Exercise input
_ _ _ _ _

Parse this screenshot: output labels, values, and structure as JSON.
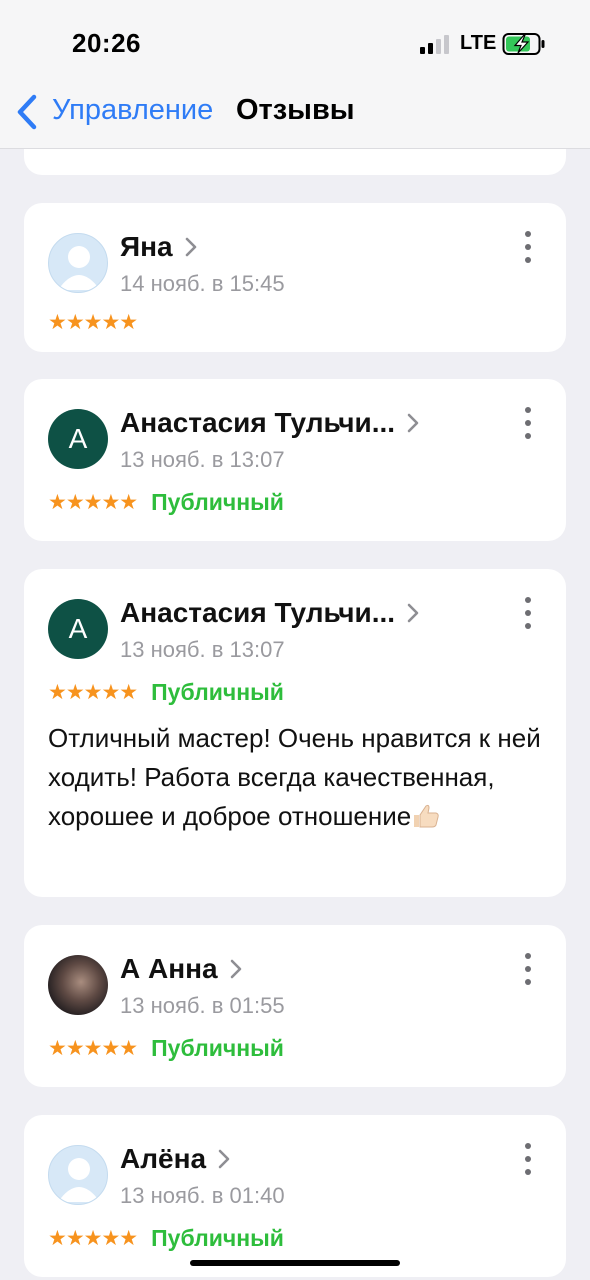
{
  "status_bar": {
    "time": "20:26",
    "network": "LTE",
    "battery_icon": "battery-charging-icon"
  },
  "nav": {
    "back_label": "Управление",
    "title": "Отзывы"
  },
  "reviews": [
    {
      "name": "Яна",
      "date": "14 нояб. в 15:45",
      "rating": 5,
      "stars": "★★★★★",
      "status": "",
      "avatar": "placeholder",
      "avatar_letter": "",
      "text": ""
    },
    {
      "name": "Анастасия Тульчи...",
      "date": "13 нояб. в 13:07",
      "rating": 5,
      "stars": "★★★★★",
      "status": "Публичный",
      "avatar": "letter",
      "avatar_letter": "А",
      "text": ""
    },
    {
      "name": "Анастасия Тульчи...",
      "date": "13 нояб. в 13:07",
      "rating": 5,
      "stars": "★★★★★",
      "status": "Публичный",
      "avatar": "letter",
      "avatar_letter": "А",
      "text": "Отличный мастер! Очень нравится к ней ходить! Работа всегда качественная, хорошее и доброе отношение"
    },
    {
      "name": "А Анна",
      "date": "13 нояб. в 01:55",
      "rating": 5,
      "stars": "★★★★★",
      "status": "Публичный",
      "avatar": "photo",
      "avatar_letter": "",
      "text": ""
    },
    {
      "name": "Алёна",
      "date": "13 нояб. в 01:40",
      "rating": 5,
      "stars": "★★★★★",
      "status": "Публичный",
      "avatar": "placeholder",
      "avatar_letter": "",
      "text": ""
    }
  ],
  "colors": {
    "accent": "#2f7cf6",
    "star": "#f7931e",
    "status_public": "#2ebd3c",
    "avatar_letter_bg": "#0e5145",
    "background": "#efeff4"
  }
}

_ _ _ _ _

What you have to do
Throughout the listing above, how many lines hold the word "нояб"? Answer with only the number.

Reply
5